As I sit here just north of Homer, Alaska, nothing sounds better than a cozy mystery, so it’s a perfect day to share Jennifer Chow’s words on writing and her newest book.

1. Tell me about your latest project.

Seniors Sleuth is a fun, cozy mystery. It features Winston Wong, an ex-video game tester as the protagonist. He’s out to solve a mystery at the local senior home.

2. What role, if any, did books, writing, and reading play in your childhood? 

Ever since I figured out how to read, my eyes were glued to a book. Fun field trips involved going to the library and browsing the shelves.

3. What is your writing practice, your writing routine?

Since I have kids, I tend to write when they’re involved in school or extracurricular activities. When they were younger, I snuck in time during naps or after they were in bed. I used to write in the evenings, but I’ve now developed a habit of writing during the day.

4. Who are you reading now?

I just finished this great crime anthology from the local Sisters in Crime chapter in Los Angeles. It’s called LAdies’ Night. Clever, right?

5. What are three of your all-time favorite books? Why do you love those?

 Charlotte’s Webb absolutely drew me into writing and reading as a kid. I loved rooting for Wilbur and even owned a stuffed pig as a child. Joy Luck Club for showing me that Asian Americans have stories people want to hear. And The Remains of the Day for displaying innovation in writing subject and style.

6. How do you balance “building a writing platform” and the actual writing to set on that platform?

I never could juggle properly. It’s hard to balance platform and writing. I try to carve out specific time for marketing and other concrete time for actual writing and revising.

7. What is a typical day like for you? 

I tend to write longhand in a journal and then type up/edit that piece later in the day. On my blogging days (Mondays and Fridays), I will start with the blog entry first. I save outreach and connecting with readers for the afternoon or evening.

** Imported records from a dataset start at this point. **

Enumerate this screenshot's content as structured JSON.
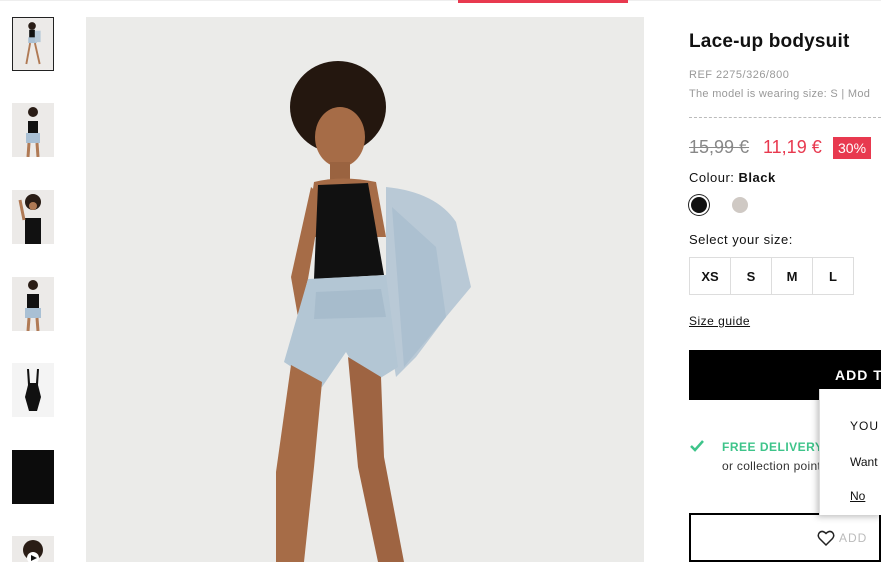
{
  "product": {
    "title": "Lace-up bodysuit",
    "ref": "REF 2275/326/800",
    "model_info": "The model is wearing size: S | Mod",
    "old_price": "15,99 €",
    "new_price": "11,19 €",
    "discount": "30%",
    "colour_label": "Colour:",
    "colour_value": "Black",
    "colours": [
      {
        "name": "black",
        "color": "#111111"
      },
      {
        "name": "grey",
        "color": "#cfc9c4"
      }
    ],
    "select_size_label": "Select your size:",
    "sizes": [
      "XS",
      "S",
      "M",
      "L"
    ],
    "size_guide": "Size guide",
    "add_button": "ADD TO",
    "delivery_title": "FREE DELIVERY TO HOME",
    "delivery_sub": "or collection point for",
    "wishlist_label": "ADD"
  },
  "popup": {
    "title": "YOU A",
    "text": "Want",
    "no": "No"
  },
  "colors": {
    "accent": "#e8394f",
    "delivery": "#3ec48a"
  },
  "thumbnails": [
    {
      "name": "thumb-full-body"
    },
    {
      "name": "thumb-front-crop"
    },
    {
      "name": "thumb-detail"
    },
    {
      "name": "thumb-front"
    },
    {
      "name": "thumb-garment"
    },
    {
      "name": "thumb-fabric"
    },
    {
      "name": "thumb-video"
    }
  ]
}
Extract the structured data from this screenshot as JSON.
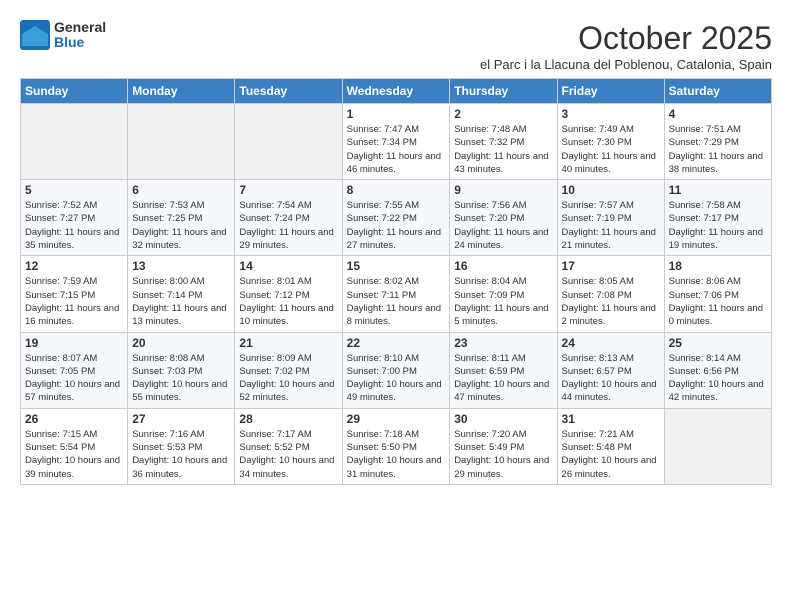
{
  "header": {
    "logo_general": "General",
    "logo_blue": "Blue",
    "title": "October 2025",
    "subtitle": "el Parc i la Llacuna del Poblenou, Catalonia, Spain"
  },
  "weekdays": [
    "Sunday",
    "Monday",
    "Tuesday",
    "Wednesday",
    "Thursday",
    "Friday",
    "Saturday"
  ],
  "weeks": [
    [
      {
        "day": "",
        "info": ""
      },
      {
        "day": "",
        "info": ""
      },
      {
        "day": "",
        "info": ""
      },
      {
        "day": "1",
        "info": "Sunrise: 7:47 AM\nSunset: 7:34 PM\nDaylight: 11 hours and 46 minutes."
      },
      {
        "day": "2",
        "info": "Sunrise: 7:48 AM\nSunset: 7:32 PM\nDaylight: 11 hours and 43 minutes."
      },
      {
        "day": "3",
        "info": "Sunrise: 7:49 AM\nSunset: 7:30 PM\nDaylight: 11 hours and 40 minutes."
      },
      {
        "day": "4",
        "info": "Sunrise: 7:51 AM\nSunset: 7:29 PM\nDaylight: 11 hours and 38 minutes."
      }
    ],
    [
      {
        "day": "5",
        "info": "Sunrise: 7:52 AM\nSunset: 7:27 PM\nDaylight: 11 hours and 35 minutes."
      },
      {
        "day": "6",
        "info": "Sunrise: 7:53 AM\nSunset: 7:25 PM\nDaylight: 11 hours and 32 minutes."
      },
      {
        "day": "7",
        "info": "Sunrise: 7:54 AM\nSunset: 7:24 PM\nDaylight: 11 hours and 29 minutes."
      },
      {
        "day": "8",
        "info": "Sunrise: 7:55 AM\nSunset: 7:22 PM\nDaylight: 11 hours and 27 minutes."
      },
      {
        "day": "9",
        "info": "Sunrise: 7:56 AM\nSunset: 7:20 PM\nDaylight: 11 hours and 24 minutes."
      },
      {
        "day": "10",
        "info": "Sunrise: 7:57 AM\nSunset: 7:19 PM\nDaylight: 11 hours and 21 minutes."
      },
      {
        "day": "11",
        "info": "Sunrise: 7:58 AM\nSunset: 7:17 PM\nDaylight: 11 hours and 19 minutes."
      }
    ],
    [
      {
        "day": "12",
        "info": "Sunrise: 7:59 AM\nSunset: 7:15 PM\nDaylight: 11 hours and 16 minutes."
      },
      {
        "day": "13",
        "info": "Sunrise: 8:00 AM\nSunset: 7:14 PM\nDaylight: 11 hours and 13 minutes."
      },
      {
        "day": "14",
        "info": "Sunrise: 8:01 AM\nSunset: 7:12 PM\nDaylight: 11 hours and 10 minutes."
      },
      {
        "day": "15",
        "info": "Sunrise: 8:02 AM\nSunset: 7:11 PM\nDaylight: 11 hours and 8 minutes."
      },
      {
        "day": "16",
        "info": "Sunrise: 8:04 AM\nSunset: 7:09 PM\nDaylight: 11 hours and 5 minutes."
      },
      {
        "day": "17",
        "info": "Sunrise: 8:05 AM\nSunset: 7:08 PM\nDaylight: 11 hours and 2 minutes."
      },
      {
        "day": "18",
        "info": "Sunrise: 8:06 AM\nSunset: 7:06 PM\nDaylight: 11 hours and 0 minutes."
      }
    ],
    [
      {
        "day": "19",
        "info": "Sunrise: 8:07 AM\nSunset: 7:05 PM\nDaylight: 10 hours and 57 minutes."
      },
      {
        "day": "20",
        "info": "Sunrise: 8:08 AM\nSunset: 7:03 PM\nDaylight: 10 hours and 55 minutes."
      },
      {
        "day": "21",
        "info": "Sunrise: 8:09 AM\nSunset: 7:02 PM\nDaylight: 10 hours and 52 minutes."
      },
      {
        "day": "22",
        "info": "Sunrise: 8:10 AM\nSunset: 7:00 PM\nDaylight: 10 hours and 49 minutes."
      },
      {
        "day": "23",
        "info": "Sunrise: 8:11 AM\nSunset: 6:59 PM\nDaylight: 10 hours and 47 minutes."
      },
      {
        "day": "24",
        "info": "Sunrise: 8:13 AM\nSunset: 6:57 PM\nDaylight: 10 hours and 44 minutes."
      },
      {
        "day": "25",
        "info": "Sunrise: 8:14 AM\nSunset: 6:56 PM\nDaylight: 10 hours and 42 minutes."
      }
    ],
    [
      {
        "day": "26",
        "info": "Sunrise: 7:15 AM\nSunset: 5:54 PM\nDaylight: 10 hours and 39 minutes."
      },
      {
        "day": "27",
        "info": "Sunrise: 7:16 AM\nSunset: 5:53 PM\nDaylight: 10 hours and 36 minutes."
      },
      {
        "day": "28",
        "info": "Sunrise: 7:17 AM\nSunset: 5:52 PM\nDaylight: 10 hours and 34 minutes."
      },
      {
        "day": "29",
        "info": "Sunrise: 7:18 AM\nSunset: 5:50 PM\nDaylight: 10 hours and 31 minutes."
      },
      {
        "day": "30",
        "info": "Sunrise: 7:20 AM\nSunset: 5:49 PM\nDaylight: 10 hours and 29 minutes."
      },
      {
        "day": "31",
        "info": "Sunrise: 7:21 AM\nSunset: 5:48 PM\nDaylight: 10 hours and 26 minutes."
      },
      {
        "day": "",
        "info": ""
      }
    ]
  ]
}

8. Describe your dream writing space? 
I would love a beautiful writing desk surrounded by bookshelves housing signed editions of my favorite books. I’ll also need to have a constant supply of my favorite ballpoint pen nearby, and a place that can easily hold a laptop and a printer.

9. What is the hardest writing critique you ever received? How did you respond?

I think the hardest critique I got was from someone who thought they had to suspend their disbelief too much. I try to balance writing fictionalized stories and creating interesting situations for authentic characters. My hope is that by attending workshops and classes and running my manuscripts through beta readers and editors, I will create novels that are both realistic and unique.

10. What is the best wisdom you have to share with other writers?

No matter what, continue to put pen to paper (or finger to key). You can only improve and overcome rejection by writing more. Also, I would highly recommend building friendships wNovelist Jennifer J. Chowith other writers (authors are some of the nicest people around).

 

Jennifer J. Chow writes Asian-American fiction with a geriatric twist. Her debut novel, The 228 Legacy, won several awards, and she also writes the Winston Wong mysteries under the name of J.J. Chow. Visit her online and read her blog: www.jenniferjchow.com